One of the loveliest aspects of London is its continual ability to surprise. When you can cross from the grey concrete and relentless traffic of the city, down a path that suddenly opens to a serene canal with greenery, quaint barges and someone serving you a pinot noir, it’s only right to be taken aback. In fact, you may wonder if you’ve been transported to Amsterdam. Not everyone realises that London has a thriving canal culture with beautiful walks and idyllic alfresco bars and cafés along the water’s edge. In fact, because the canals are rarely at street level, they remain hidden, often even to locals.

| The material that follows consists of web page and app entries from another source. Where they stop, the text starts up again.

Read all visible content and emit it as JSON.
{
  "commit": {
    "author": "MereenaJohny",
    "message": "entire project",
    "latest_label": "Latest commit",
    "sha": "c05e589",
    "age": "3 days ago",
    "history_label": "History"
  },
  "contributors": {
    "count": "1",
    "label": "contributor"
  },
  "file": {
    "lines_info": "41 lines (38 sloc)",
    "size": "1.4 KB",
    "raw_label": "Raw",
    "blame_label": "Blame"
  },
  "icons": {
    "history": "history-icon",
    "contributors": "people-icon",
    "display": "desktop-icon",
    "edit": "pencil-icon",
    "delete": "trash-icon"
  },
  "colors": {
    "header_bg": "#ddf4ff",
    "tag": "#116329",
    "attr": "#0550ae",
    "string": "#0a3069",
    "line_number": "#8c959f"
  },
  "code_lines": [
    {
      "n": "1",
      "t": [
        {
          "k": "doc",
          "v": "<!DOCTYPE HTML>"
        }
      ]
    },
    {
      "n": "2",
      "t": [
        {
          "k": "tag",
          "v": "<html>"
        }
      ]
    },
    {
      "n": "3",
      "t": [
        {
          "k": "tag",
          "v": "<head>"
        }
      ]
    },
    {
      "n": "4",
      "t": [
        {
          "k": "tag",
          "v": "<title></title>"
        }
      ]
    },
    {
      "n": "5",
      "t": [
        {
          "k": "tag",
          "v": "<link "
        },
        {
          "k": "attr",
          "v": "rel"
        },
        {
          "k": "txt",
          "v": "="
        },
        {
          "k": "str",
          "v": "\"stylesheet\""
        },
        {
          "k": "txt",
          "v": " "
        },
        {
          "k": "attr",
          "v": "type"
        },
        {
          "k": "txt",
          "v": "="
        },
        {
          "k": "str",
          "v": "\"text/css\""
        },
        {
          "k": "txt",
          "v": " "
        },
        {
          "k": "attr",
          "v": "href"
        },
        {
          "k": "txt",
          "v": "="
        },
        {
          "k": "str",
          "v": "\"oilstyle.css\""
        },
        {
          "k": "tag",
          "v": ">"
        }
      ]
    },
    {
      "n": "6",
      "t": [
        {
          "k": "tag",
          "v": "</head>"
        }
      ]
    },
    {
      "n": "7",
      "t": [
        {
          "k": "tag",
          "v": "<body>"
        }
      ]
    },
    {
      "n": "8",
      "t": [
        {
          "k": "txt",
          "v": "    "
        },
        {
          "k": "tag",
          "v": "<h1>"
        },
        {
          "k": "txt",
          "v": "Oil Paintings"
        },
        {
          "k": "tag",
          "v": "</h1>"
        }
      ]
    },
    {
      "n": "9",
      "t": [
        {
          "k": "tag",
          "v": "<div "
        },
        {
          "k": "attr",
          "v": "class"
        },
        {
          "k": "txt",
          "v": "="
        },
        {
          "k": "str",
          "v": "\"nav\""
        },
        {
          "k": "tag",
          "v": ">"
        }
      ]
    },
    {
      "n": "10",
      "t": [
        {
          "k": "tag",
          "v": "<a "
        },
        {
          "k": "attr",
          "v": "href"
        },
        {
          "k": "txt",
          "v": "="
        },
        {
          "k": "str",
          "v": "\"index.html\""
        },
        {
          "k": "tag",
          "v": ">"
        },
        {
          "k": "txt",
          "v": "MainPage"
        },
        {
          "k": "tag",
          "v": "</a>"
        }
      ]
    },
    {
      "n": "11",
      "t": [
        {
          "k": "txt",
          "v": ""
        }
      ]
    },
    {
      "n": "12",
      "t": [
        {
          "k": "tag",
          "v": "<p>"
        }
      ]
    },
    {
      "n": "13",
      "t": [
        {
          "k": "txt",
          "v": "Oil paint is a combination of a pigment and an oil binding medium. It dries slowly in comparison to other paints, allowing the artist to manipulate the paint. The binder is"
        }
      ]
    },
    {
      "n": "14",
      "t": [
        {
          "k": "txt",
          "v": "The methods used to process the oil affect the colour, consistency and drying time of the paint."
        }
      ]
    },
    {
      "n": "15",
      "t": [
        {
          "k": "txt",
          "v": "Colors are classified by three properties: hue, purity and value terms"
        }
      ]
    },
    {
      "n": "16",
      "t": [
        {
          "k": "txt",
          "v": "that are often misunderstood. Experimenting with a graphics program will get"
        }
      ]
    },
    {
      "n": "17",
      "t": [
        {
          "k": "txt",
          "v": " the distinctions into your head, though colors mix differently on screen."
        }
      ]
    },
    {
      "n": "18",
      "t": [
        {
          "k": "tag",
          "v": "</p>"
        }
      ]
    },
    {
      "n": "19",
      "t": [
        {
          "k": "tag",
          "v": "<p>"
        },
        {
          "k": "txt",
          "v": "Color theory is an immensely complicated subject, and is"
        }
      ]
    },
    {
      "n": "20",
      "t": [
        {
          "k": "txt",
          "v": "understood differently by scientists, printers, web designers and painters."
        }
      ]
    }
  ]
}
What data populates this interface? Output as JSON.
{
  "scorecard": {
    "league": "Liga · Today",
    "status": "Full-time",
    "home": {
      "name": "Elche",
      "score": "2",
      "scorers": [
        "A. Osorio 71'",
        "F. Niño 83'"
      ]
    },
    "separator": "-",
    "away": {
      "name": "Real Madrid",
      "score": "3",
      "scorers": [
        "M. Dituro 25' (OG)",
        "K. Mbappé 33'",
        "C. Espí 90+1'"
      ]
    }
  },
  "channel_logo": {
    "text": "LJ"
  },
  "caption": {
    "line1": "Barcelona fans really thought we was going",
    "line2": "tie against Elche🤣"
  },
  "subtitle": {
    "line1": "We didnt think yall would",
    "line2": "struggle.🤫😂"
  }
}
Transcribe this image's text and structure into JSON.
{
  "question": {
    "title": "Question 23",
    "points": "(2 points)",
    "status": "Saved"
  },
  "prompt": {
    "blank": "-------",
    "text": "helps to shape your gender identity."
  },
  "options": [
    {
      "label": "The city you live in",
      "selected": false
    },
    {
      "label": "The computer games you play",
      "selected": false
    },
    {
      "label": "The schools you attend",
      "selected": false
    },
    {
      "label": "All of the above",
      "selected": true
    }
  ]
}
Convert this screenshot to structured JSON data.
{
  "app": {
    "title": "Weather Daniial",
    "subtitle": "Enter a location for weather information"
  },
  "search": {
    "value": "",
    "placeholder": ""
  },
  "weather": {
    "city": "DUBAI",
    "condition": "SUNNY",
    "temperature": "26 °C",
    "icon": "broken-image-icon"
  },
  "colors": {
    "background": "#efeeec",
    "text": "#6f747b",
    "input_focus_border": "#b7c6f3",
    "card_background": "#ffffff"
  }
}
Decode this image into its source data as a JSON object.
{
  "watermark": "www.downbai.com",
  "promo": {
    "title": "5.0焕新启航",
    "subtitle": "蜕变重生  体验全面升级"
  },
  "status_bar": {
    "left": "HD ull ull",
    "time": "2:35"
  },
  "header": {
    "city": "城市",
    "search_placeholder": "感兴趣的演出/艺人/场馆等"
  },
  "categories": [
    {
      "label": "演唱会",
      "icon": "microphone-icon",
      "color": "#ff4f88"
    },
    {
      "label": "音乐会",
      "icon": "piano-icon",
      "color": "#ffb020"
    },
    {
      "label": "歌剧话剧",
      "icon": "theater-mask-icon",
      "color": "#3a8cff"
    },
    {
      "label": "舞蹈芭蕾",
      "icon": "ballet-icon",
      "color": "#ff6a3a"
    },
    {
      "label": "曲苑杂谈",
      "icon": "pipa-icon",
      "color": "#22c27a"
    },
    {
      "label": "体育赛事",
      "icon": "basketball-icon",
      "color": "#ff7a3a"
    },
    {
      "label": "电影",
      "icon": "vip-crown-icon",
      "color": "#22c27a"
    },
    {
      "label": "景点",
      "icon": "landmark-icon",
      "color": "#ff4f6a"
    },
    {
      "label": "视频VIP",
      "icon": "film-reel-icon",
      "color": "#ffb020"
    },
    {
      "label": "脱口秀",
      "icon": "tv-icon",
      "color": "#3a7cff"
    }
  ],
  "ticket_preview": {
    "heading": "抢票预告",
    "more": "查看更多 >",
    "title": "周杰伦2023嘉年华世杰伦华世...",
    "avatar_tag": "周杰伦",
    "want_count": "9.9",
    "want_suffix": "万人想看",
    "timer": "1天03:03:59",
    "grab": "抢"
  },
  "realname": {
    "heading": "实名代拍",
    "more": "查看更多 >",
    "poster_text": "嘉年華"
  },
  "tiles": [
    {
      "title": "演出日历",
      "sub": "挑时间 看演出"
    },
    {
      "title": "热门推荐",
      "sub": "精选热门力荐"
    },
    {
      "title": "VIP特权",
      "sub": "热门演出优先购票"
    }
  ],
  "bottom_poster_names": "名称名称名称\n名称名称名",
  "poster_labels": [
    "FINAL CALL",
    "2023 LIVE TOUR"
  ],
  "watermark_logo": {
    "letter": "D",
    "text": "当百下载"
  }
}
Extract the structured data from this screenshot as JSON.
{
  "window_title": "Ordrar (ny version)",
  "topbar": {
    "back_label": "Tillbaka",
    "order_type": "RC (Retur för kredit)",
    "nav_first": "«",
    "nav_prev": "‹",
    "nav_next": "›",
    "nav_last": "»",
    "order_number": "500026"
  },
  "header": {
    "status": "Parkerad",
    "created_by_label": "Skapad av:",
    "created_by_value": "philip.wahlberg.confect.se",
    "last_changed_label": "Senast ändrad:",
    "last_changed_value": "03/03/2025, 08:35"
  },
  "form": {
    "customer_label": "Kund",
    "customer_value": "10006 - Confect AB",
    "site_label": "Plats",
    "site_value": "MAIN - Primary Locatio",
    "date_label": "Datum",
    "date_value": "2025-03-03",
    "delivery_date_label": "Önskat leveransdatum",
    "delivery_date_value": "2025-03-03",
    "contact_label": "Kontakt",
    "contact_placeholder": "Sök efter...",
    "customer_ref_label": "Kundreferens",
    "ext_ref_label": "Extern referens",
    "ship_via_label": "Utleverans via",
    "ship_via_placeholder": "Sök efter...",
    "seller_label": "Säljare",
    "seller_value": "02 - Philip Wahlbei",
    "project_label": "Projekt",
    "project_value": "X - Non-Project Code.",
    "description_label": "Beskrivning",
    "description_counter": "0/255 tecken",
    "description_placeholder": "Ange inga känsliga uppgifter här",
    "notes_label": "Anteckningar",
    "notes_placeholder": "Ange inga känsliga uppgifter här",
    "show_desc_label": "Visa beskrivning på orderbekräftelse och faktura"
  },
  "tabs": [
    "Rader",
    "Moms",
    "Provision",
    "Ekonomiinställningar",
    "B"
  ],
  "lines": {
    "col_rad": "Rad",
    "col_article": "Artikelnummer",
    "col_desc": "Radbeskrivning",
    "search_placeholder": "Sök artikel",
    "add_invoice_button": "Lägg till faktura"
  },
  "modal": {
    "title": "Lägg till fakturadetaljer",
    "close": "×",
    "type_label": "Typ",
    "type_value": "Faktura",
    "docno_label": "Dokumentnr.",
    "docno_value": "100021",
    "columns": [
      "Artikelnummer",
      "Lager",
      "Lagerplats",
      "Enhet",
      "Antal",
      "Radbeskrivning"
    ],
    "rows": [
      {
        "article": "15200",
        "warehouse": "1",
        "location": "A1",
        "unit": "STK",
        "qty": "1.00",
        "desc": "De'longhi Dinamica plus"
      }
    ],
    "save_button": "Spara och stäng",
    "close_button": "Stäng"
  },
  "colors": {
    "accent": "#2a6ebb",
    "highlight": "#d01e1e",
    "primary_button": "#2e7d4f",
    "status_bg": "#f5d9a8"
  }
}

The Regent’s Canal runs from Paddington and the appropriately named Little Venice through Regent’s Park, where there is open-air theatre in the summer; it travels past the famous Camden market, known for its vintage clothing and crafts stalls, before heading towards East London and finishing at Limehouse Basin. There are companies that offer boat tours but the real pleasure comes from ambling along on foot. The canal, which was completed in 1820, has a fascinating history, too. To find out more, check out London Walks, which operate a tour run by passionate boat owners who live in barges alongside the canal.


The canal runs through several neighbourhoods, including Paddington, Camden, Islington and Shoreditch. You needn’t do the entire walk; the Canal River Trust site has a map showing the course of the canal so you can just find the part closest to you. If you do wish to start at the beginning, the best tubes stations are Paddington, Warwick Avenue or Royal Oak.

You may also like